┌──

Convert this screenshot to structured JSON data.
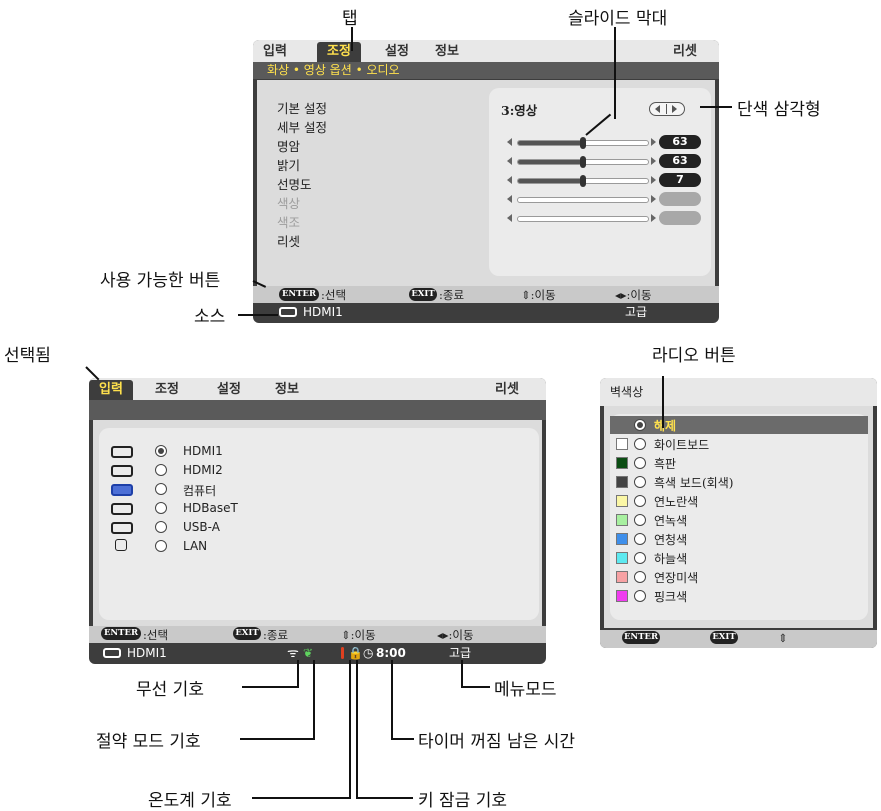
{
  "callouts": {
    "tab": "탭",
    "slide_bar": "슬라이드 막대",
    "solid_triangle": "단색 삼각형",
    "available_buttons": "사용 가능한 버튼",
    "source": "소스",
    "selected": "선택됨",
    "radio_button": "라디오 버튼",
    "wireless_symbol": "무선 기호",
    "eco_mode_symbol": "절약 모드 기호",
    "thermometer_symbol": "온도계 기호",
    "key_lock_symbol": "키 잠금 기호",
    "off_timer_remaining": "타이머 꺼짐 남은 시간",
    "menu_mode": "메뉴모드"
  },
  "menu1": {
    "tabs": [
      "입력",
      "조정",
      "설정",
      "정보"
    ],
    "reset": "리셋",
    "subtabs": "화상 • 영상 옵션 • 오디오",
    "items": [
      "기본 설정",
      "세부 설정",
      "명암",
      "밝기",
      "선명도",
      "색상",
      "색조",
      "리셋"
    ],
    "preset_value": "3:영상",
    "sliders": [
      {
        "name": "명암",
        "value": "63",
        "fraction": 0.5,
        "enabled": true
      },
      {
        "name": "밝기",
        "value": "63",
        "fraction": 0.5,
        "enabled": true
      },
      {
        "name": "선명도",
        "value": "7",
        "fraction": 0.5,
        "enabled": true
      },
      {
        "name": "색상",
        "value": "",
        "fraction": 0,
        "enabled": false
      },
      {
        "name": "색조",
        "value": "",
        "fraction": 0,
        "enabled": false
      }
    ],
    "footer": {
      "enter": "ENTER",
      "enter_label": ":선택",
      "exit": "EXIT",
      "exit_label": ":종료",
      "updown": "⇕:이동",
      "leftright": "◂▸:이동"
    },
    "status": {
      "source": "HDMI1",
      "mode": "고급"
    }
  },
  "menu2": {
    "tabs": [
      "입력",
      "조정",
      "설정",
      "정보"
    ],
    "reset": "리셋",
    "sources": [
      {
        "label": "HDMI1",
        "selected": true,
        "icon": "hdmi-icon"
      },
      {
        "label": "HDMI2",
        "selected": false,
        "icon": "hdmi-icon"
      },
      {
        "label": "컴퓨터",
        "selected": false,
        "icon": "computer-icon"
      },
      {
        "label": "HDBaseT",
        "selected": false,
        "icon": "hdbaset-icon"
      },
      {
        "label": "USB-A",
        "selected": false,
        "icon": "usb-icon"
      },
      {
        "label": "LAN",
        "selected": false,
        "icon": "lan-icon"
      }
    ],
    "footer": {
      "enter": "ENTER",
      "enter_label": ":선택",
      "exit": "EXIT",
      "exit_label": ":종료",
      "updown": "⇕:이동",
      "leftright": "◂▸:이동"
    },
    "status": {
      "source": "HDMI1",
      "timer": "8:00",
      "mode": "고급"
    }
  },
  "menu3": {
    "title": "벽색상",
    "options": [
      {
        "label": "해제",
        "swatch": "",
        "selected": true
      },
      {
        "label": "화이트보드",
        "swatch": "#ffffff",
        "selected": false
      },
      {
        "label": "흑판",
        "swatch": "#0b4d13",
        "selected": false
      },
      {
        "label": "흑색 보드(회색)",
        "swatch": "#444444",
        "selected": false
      },
      {
        "label": "연노란색",
        "swatch": "#fbf7a6",
        "selected": false
      },
      {
        "label": "연녹색",
        "swatch": "#a8f0a0",
        "selected": false
      },
      {
        "label": "연청색",
        "swatch": "#3f8fea",
        "selected": false
      },
      {
        "label": "하늘색",
        "swatch": "#5de9f0",
        "selected": false
      },
      {
        "label": "연장미색",
        "swatch": "#f7a2a4",
        "selected": false
      },
      {
        "label": "핑크색",
        "swatch": "#f03cef",
        "selected": false
      }
    ],
    "footer": {
      "enter": "ENTER",
      "exit": "EXIT",
      "updown": "⇕"
    }
  },
  "colors": {
    "accent_yellow": "#ffe14d",
    "dark_frame": "#3d3d3d"
  }
}
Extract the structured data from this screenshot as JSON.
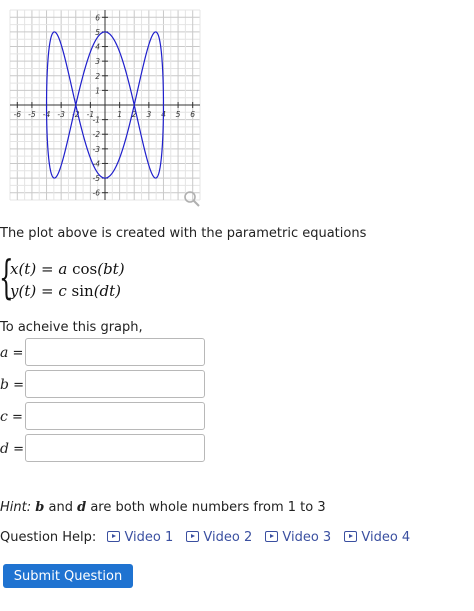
{
  "graph": {
    "x_ticks": [
      "-6",
      "-5",
      "-4",
      "-3",
      "-2",
      "-1",
      "1",
      "2",
      "3",
      "4",
      "5",
      "6"
    ],
    "y_ticks": [
      "6",
      "5",
      "4",
      "3",
      "2",
      "1",
      "-1",
      "-2",
      "-3",
      "-4",
      "-5",
      "-6"
    ],
    "curve_color": "#1f1fcc",
    "zoom_icon": "magnifier-icon"
  },
  "chart_data": {
    "type": "line",
    "xlim": [
      -6.5,
      6.5
    ],
    "ylim": [
      -6.5,
      6.5
    ],
    "grid": true,
    "series": [
      {
        "x_of_t": "4*cos(t)",
        "y_of_t": "5*sin(3*t)",
        "t_range": [
          0,
          6.283
        ]
      }
    ]
  },
  "intro_text": "The plot above is created with the parametric equations",
  "equations": {
    "line1": {
      "lhs": "x(t)",
      "eq": "=",
      "coef": "a",
      "fn": "cos",
      "arg": "(bt)"
    },
    "line2": {
      "lhs": "y(t)",
      "eq": "=",
      "coef": "c",
      "fn": "sin",
      "arg": "(dt)"
    }
  },
  "achieve_text": "To acheive this graph,",
  "fields": [
    {
      "var": "a",
      "eq": "=",
      "value": ""
    },
    {
      "var": "b",
      "eq": "=",
      "value": ""
    },
    {
      "var": "c",
      "eq": "=",
      "value": ""
    },
    {
      "var": "d",
      "eq": "=",
      "value": ""
    }
  ],
  "hint": {
    "label": "Hint:",
    "var1": "b",
    "and": "and",
    "var2": "d",
    "rest": "are both whole numbers from 1 to 3"
  },
  "question_help": {
    "label": "Question Help:",
    "videos": [
      "Video 1",
      "Video 2",
      "Video 3",
      "Video 4"
    ]
  },
  "submit_label": "Submit Question"
}
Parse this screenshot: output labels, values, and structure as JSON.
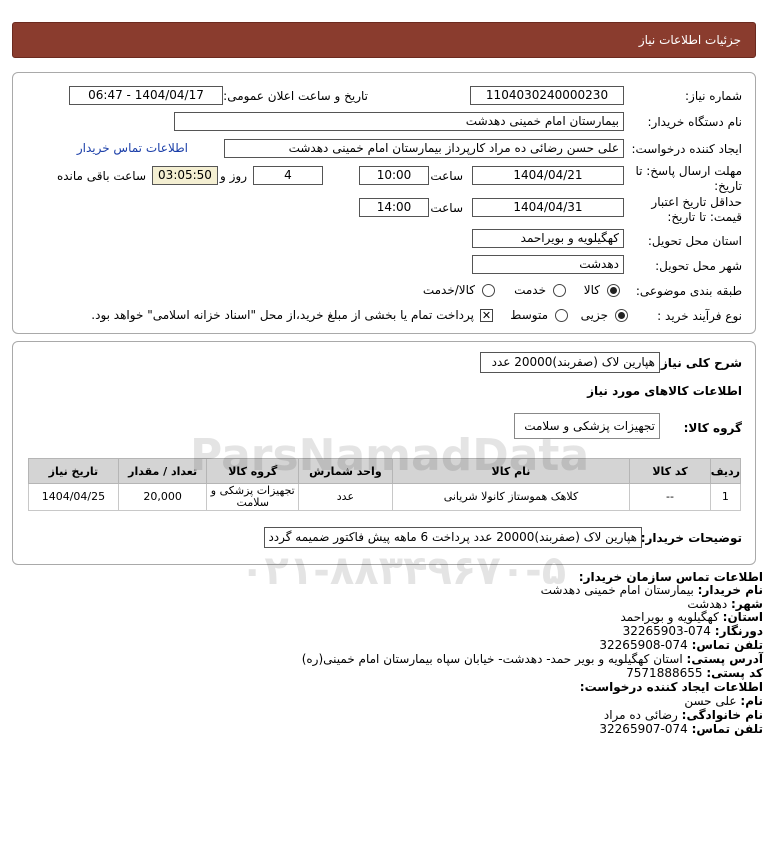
{
  "header": {
    "title": "جزئیات اطلاعات نیاز"
  },
  "form": {
    "need_number": {
      "label": "شماره نیاز:",
      "value": "1104030240000230"
    },
    "announce": {
      "label": "تاریخ و ساعت اعلان عمومی:",
      "value": "1404/04/17 - 06:47"
    },
    "buyer_org": {
      "label": "نام دستگاه خریدار:",
      "value": "بیمارستان امام خمینی دهدشت"
    },
    "requester": {
      "label": "ایجاد کننده درخواست:",
      "value": "علی حسن رضائی ده مراد کارپرداز بیمارستان امام خمینی دهدشت"
    },
    "contact_link": "اطلاعات تماس خریدار",
    "deadline": {
      "label_line1": "مهلت ارسال پاسخ: تا",
      "label_line2": "تاریخ:",
      "date": "1404/04/21",
      "time_label": "ساعت",
      "time": "10:00",
      "days": "4",
      "days_label": "روز و",
      "remaining": "03:05:50",
      "remaining_label": "ساعت باقی مانده"
    },
    "validity": {
      "label_line1": "حداقل تاریخ اعتبار",
      "label_line2": "قیمت: تا تاریخ:",
      "date": "1404/04/31",
      "time_label": "ساعت",
      "time": "14:00"
    },
    "province": {
      "label": "استان محل تحویل:",
      "value": "کهگیلویه و بویراحمد"
    },
    "city": {
      "label": "شهر محل تحویل:",
      "value": "دهدشت"
    },
    "category": {
      "label": "طبقه بندی موضوعی:",
      "options": [
        "کالا",
        "خدمت",
        "کالا/خدمت"
      ],
      "selected": "کالا"
    },
    "purchase_type": {
      "label": "نوع فرآیند خرید :",
      "options": [
        "جزیی",
        "متوسط"
      ],
      "selected": "جزیی",
      "note": "پرداخت تمام یا بخشی از مبلغ خرید،از محل \"اسناد خزانه اسلامی\" خواهد بود."
    }
  },
  "details": {
    "summary_label": "شرح کلی نیاز:",
    "summary": "هپارین لاک (صفربند)20000 عدد",
    "goods_title": "اطلاعات کالاهای مورد نیاز",
    "group_label": "گروه کالا:",
    "group": "تجهیزات پزشکی و سلامت",
    "table": {
      "headers": [
        "ردیف",
        "کد کالا",
        "نام کالا",
        "واحد شمارش",
        "گروه کالا",
        "تعداد / مقدار",
        "تاریخ نیاز"
      ],
      "rows": [
        [
          "1",
          "--",
          "کلاهک هموستاز کانولا شریانی",
          "عدد",
          "تجهیزات پزشکی و سلامت",
          "20,000",
          "1404/04/25"
        ]
      ]
    },
    "buyer_notes_label": "توضیحات خریدار:",
    "buyer_notes": "هپارین لاک (صفربند)20000 عدد پرداخت 6 ماهه پیش فاکتور ضمیمه گردد"
  },
  "contact": {
    "org_title": "اطلاعات تماس سازمان خریدار:",
    "buyer_name_label": "نام خریدار:",
    "buyer_name": "بیمارستان امام خمینی دهدشت",
    "city_label": "شهر:",
    "city": "دهدشت",
    "province_label": "استان:",
    "province": "کهگیلویه و بویراحمد",
    "fax_label": "دورنگار:",
    "fax": "074-32265903",
    "phone_label": "تلفن تماس:",
    "phone": "074-32265908",
    "address_label": "آدرس پستی:",
    "address": "استان کهگیلویه و بویر حمد- دهدشت- خیابان سپاه بیمارستان امام خمینی(ره)",
    "postal_label": "کد پستی:",
    "postal": "7571888655",
    "creator_title": "اطلاعات ایجاد کننده درخواست:",
    "first_name_label": "نام:",
    "first_name": "علی حسن",
    "last_name_label": "نام خانوادگی:",
    "last_name": "رضائی ده مراد",
    "creator_phone_label": "تلفن تماس:",
    "creator_phone": "074-32265907"
  },
  "watermark": {
    "brand": "ParsNamadData",
    "phone": "۰۲۱-۸۸۳۴۹۶۷۰-۵"
  }
}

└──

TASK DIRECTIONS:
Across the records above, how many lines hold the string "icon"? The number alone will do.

REPLY:
7